**Problem statement:**
Reproduce every entry below exactly, minus the pictures.

**Web page and app entries:**
^^^^^^^^^^^^^^^^
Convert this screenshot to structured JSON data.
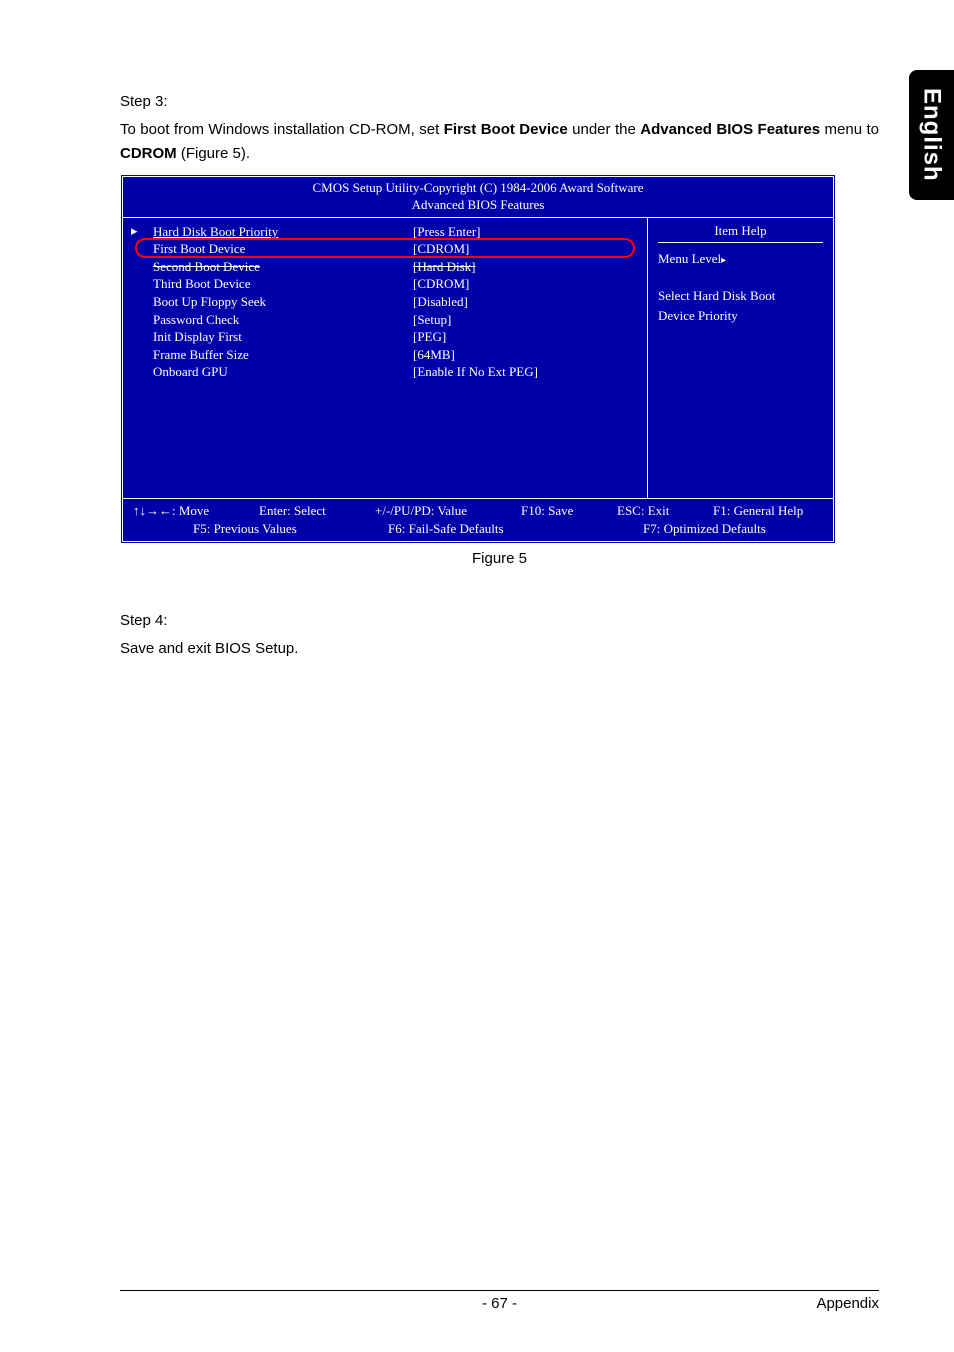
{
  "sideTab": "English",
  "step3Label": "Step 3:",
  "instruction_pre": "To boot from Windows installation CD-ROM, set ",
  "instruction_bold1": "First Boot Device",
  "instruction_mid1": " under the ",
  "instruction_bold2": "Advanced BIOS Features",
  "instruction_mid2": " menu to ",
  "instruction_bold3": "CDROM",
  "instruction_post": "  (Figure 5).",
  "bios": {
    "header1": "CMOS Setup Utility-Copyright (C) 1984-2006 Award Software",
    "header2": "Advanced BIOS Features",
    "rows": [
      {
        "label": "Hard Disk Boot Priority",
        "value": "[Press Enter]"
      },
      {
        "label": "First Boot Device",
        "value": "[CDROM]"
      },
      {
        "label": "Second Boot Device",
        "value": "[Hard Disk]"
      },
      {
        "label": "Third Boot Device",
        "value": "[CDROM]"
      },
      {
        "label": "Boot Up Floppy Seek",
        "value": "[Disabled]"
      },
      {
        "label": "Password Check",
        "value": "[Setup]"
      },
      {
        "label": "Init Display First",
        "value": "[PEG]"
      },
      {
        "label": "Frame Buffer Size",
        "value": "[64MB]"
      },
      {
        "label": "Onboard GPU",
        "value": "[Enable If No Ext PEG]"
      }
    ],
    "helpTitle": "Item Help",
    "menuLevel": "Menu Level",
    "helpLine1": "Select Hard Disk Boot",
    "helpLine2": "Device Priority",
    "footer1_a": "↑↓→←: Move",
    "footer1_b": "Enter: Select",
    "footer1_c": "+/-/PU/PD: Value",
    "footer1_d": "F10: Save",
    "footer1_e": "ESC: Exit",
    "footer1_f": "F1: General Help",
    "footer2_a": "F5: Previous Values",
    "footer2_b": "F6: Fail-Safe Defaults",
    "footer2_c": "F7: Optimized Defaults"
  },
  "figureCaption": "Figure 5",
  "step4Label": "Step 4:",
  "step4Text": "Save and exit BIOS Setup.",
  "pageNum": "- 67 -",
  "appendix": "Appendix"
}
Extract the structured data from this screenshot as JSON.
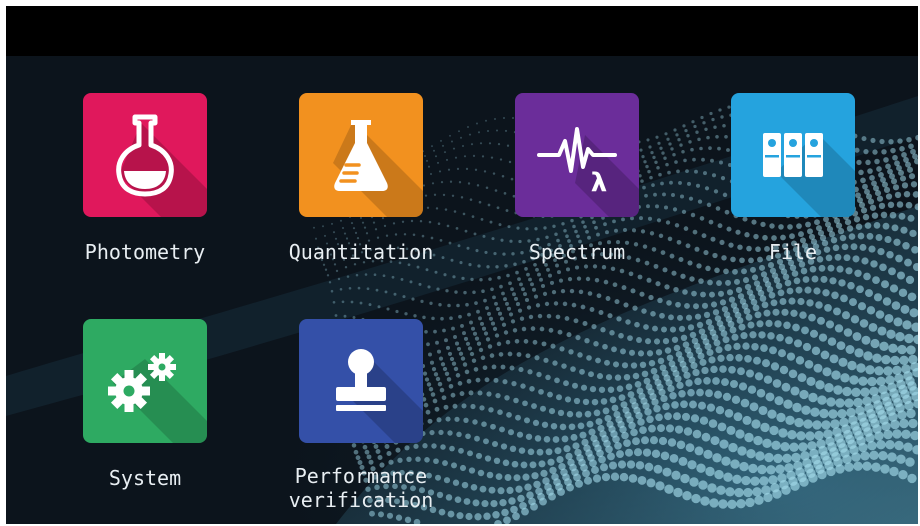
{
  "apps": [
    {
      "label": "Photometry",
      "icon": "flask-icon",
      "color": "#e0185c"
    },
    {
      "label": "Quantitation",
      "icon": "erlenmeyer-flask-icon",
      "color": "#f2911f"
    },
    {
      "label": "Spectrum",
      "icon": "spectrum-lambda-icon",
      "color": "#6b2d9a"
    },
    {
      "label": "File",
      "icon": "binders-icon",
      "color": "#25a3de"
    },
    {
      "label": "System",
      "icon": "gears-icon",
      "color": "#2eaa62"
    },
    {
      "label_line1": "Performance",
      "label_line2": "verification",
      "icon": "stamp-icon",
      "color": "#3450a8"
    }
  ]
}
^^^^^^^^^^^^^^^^
**Exercise solution:**
Convert this screenshot to structured JSON data.
{
  "sideTab": "English",
  "step3Label": "Step 3:",
  "instruction_pre": "To boot from Windows installation CD-ROM, set ",
  "instruction_bold1": "First Boot Device",
  "instruction_mid1": " under the ",
  "instruction_bold2": "Advanced BIOS Features",
  "instruction_mid2": " menu to ",
  "instruction_bold3": "CDROM",
  "instruction_post": "  (Figure 5).",
  "bios": {
    "header1": "CMOS Setup Utility-Copyright (C) 1984-2006 Award Software",
    "header2": "Advanced BIOS Features",
    "rows": [
      {
        "label": "Hard Disk Boot Priority",
        "value": "[Press Enter]"
      },
      {
        "label": "First Boot Device",
        "value": "[CDROM]"
      },
      {
        "label": "Second Boot Device",
        "value": "[Hard Disk]"
      },
      {
        "label": "Third Boot Device",
        "value": "[CDROM]"
      },
      {
        "label": "Boot Up Floppy Seek",
        "value": "[Disabled]"
      },
      {
        "label": "Password Check",
        "value": "[Setup]"
      },
      {
        "label": "Init Display First",
        "value": "[PEG]"
      },
      {
        "label": "Frame Buffer Size",
        "value": "[64MB]"
      },
      {
        "label": "Onboard GPU",
        "value": "[Enable If No Ext PEG]"
      }
    ],
    "helpTitle": "Item Help",
    "menuLevel": "Menu Level",
    "helpLine1": "Select Hard Disk Boot",
    "helpLine2": "Device Priority",
    "footer1_a": "↑↓→←: Move",
    "footer1_b": "Enter: Select",
    "footer1_c": "+/-/PU/PD: Value",
    "footer1_d": "F10: Save",
    "footer1_e": "ESC: Exit",
    "footer1_f": "F1: General Help",
    "footer2_a": "F5: Previous Values",
    "footer2_b": "F6: Fail-Safe Defaults",
    "footer2_c": "F7: Optimized Defaults"
  },
  "figureCaption": "Figure 5",
  "step4Label": "Step 4:",
  "step4Text": "Save and exit BIOS Setup.",
  "pageNum": "- 67 -",
  "appendix": "Appendix"
}
Extract the structured data from this screenshot as JSON.
{
  "apps": [
    {
      "label": "Photometry",
      "icon": "flask-icon",
      "color": "#e0185c"
    },
    {
      "label": "Quantitation",
      "icon": "erlenmeyer-flask-icon",
      "color": "#f2911f"
    },
    {
      "label": "Spectrum",
      "icon": "spectrum-lambda-icon",
      "color": "#6b2d9a"
    },
    {
      "label": "File",
      "icon": "binders-icon",
      "color": "#25a3de"
    },
    {
      "label": "System",
      "icon": "gears-icon",
      "color": "#2eaa62"
    },
    {
      "label_line1": "Performance",
      "label_line2": "verification",
      "icon": "stamp-icon",
      "color": "#3450a8"
    }
  ]
}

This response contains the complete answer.